Tuesday, July 2, 2013

Licensed to Kill?

The ongoing congressional push for tax reform continues to focus on tax breaks.  In a new twist, Senators Baucus and Hatch have asked their colleagues to provide a "pardon list" identifying those tax benefits worth sparing.

Two breaks that will appear nowhere on any pardon list are tax-free corporate reorganizations and international tax treaties.  That may sound encouragingis it possible that members of Congress will turn a deaf ear to the pleas of big corporations and powerful multinationals?but the truth offers little reason for optimism.

Those preferences, unlike charitable deductions and the exclusion for employer-provided health insurance, simply don't need a pardon.  Why not?  In effect, they have a license to kill.

Although—or, a cynic might suggest, because—both of these longstanding features of the tax law provide vast, open-ended benefits to the well-connected and influential, no uncomfortable questions ever get asked about the large sums of cash they deliver to taxpayers.  Their special status has decades-old roots in the design of what is known as the tax expenditure budget.  Not as comprehensive as it purports to be, that mechanism counts the cost of some tax breaks, but not all.  Those tax breaks not included on the tax expenditure budget escape all scrutiny during the budget process. 

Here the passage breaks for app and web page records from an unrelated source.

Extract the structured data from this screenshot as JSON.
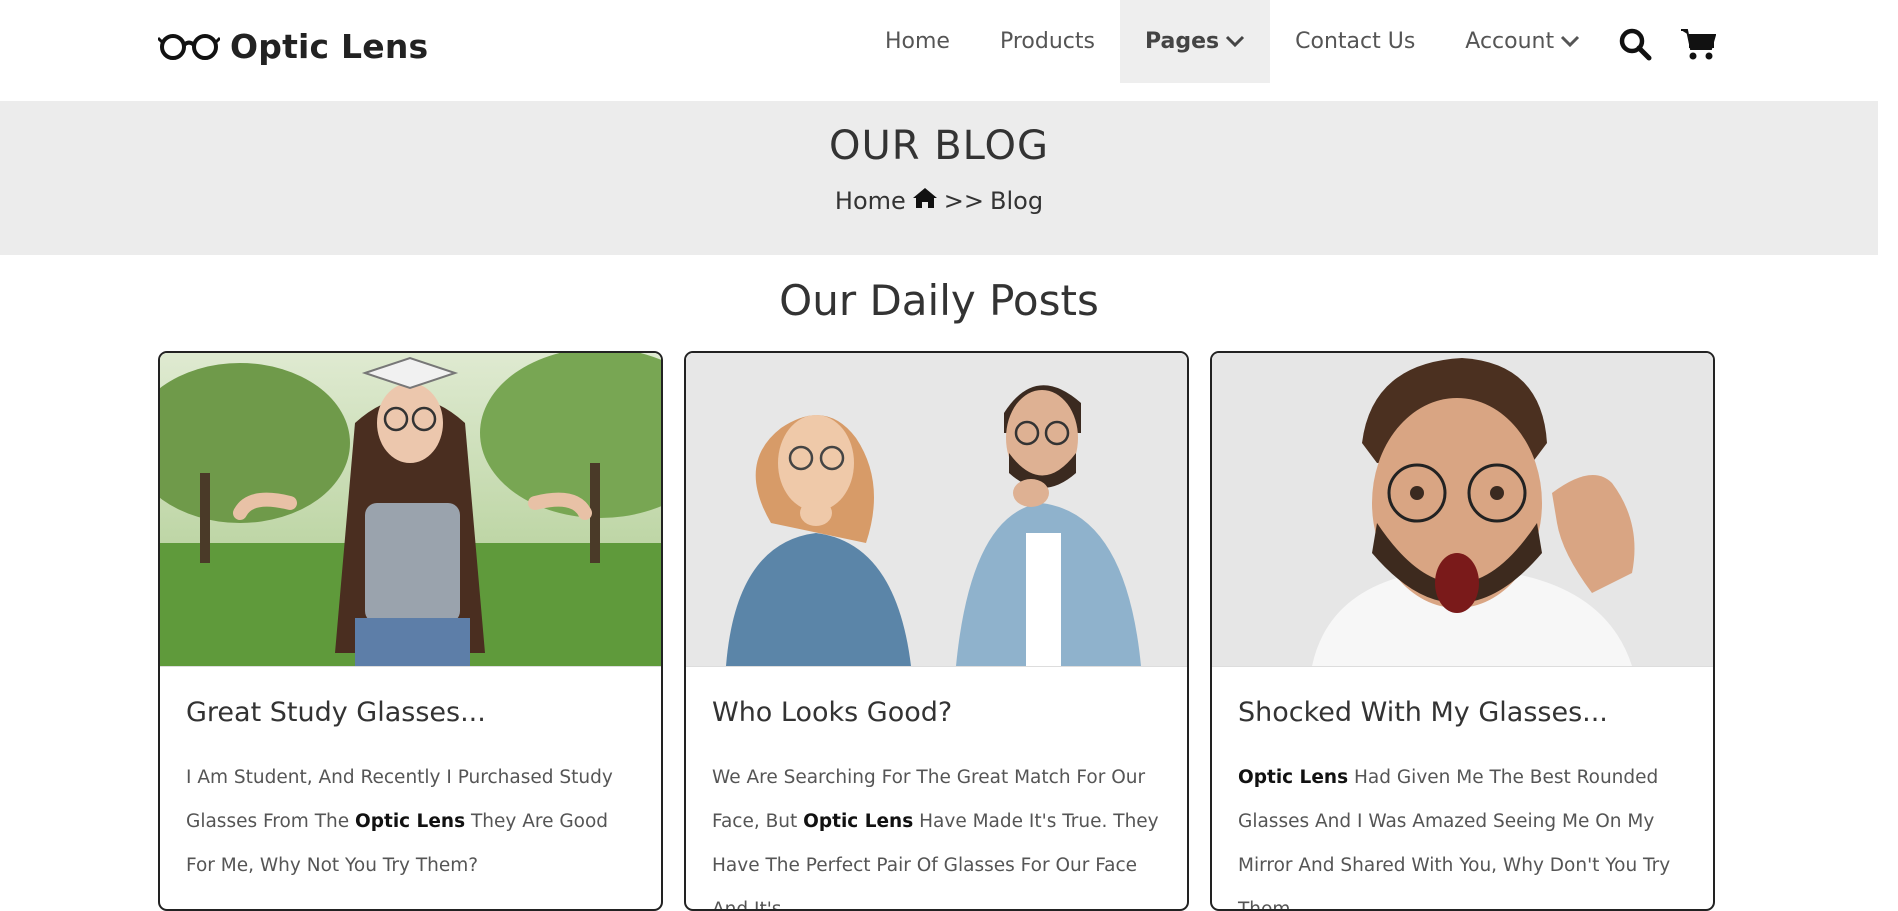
{
  "brand": {
    "name": "Optic Lens"
  },
  "nav": {
    "items": [
      {
        "label": "Home"
      },
      {
        "label": "Products"
      },
      {
        "label": "Pages"
      },
      {
        "label": "Contact Us"
      },
      {
        "label": "Account"
      }
    ]
  },
  "banner": {
    "title": "OUR BLOG",
    "breadcrumb_home": "Home",
    "breadcrumb_sep": ">>",
    "breadcrumb_current": "Blog"
  },
  "section": {
    "title": "Our Daily Posts"
  },
  "posts": [
    {
      "title": "Great Study Glasses...",
      "text_before": "I Am Student, And Recently I Purchased Study Glasses From The ",
      "brand": "Optic Lens",
      "text_after": " They Are Good For Me, Why Not You Try Them?"
    },
    {
      "title": "Who Looks Good?",
      "text_before": "We Are Searching For The Great Match For Our Face, But ",
      "brand": "Optic Lens",
      "text_after": " Have Made It's True. They Have The Perfect Pair Of Glasses For Our Face And It's"
    },
    {
      "title": "Shocked With My Glasses...",
      "text_before": "",
      "brand": "Optic Lens",
      "text_after": " Had Given Me The Best Rounded Glasses And I Was Amazed Seeing Me On My Mirror And Shared With You, Why Don't You Try Them."
    }
  ],
  "icons": {
    "logo": "glasses-icon",
    "search": "search-icon",
    "cart": "cart-icon",
    "home": "home-icon",
    "dropdown": "chevron-down-icon"
  },
  "colors": {
    "banner_bg": "#ececec",
    "nav_active_bg": "#eeeeee",
    "card_border": "#222222"
  }
}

Like Keyser Söze, and the devil before him, these tax breaks have managed to convince the world that they don't exist.  When Congress trains its big guns on tax breaks that benefit the old (like the additional standard deduction for elderly taxpayers) and the infirm (like the exclusion for workers compensation), don't forget the generous preferences they never mention.


  1. It will be interesting to see if Rand Paul's treaty blockage/holding effort in the medium to long term results in more Congressional scrutiny of tax treaties during the ratification process. In Canada for example the recent ratification of the Hong Kong Canada treaty took up four hearings in the Senate and two in the House of Commons. I don't think a US tax treaty has gotten that type of scrutiny in years. Now perhaps in Canada tax treaties deserve a high degree of scrutiny especially when you have prickly partners like Brazil, Hong Kong, and Singapore where just entering into a treaty with could be a significant fiscal drain(Yes Canada allows sparing credits with Brazil a big no no in the eyes of the US).

    I will also add after watching the hearings in Canada that Canadian MP's and Senators even after days of hearing still really don't have a true picture of how tax treaties work. For example there was very little if any discussion of the commentaries and what is contained in them. Simply an explanation from the Department of Finance that the OECD model makes life easier by pre-negotiating many of the terms.

  2. I am not even sure that many tax law practitioners understand how tax treaties work, most especially how they ought to or will be interpreted and/or implemented either by competent authorities or by courts in either jurisdiction. It would surprise me very much if many politicians had even the barest of understanding.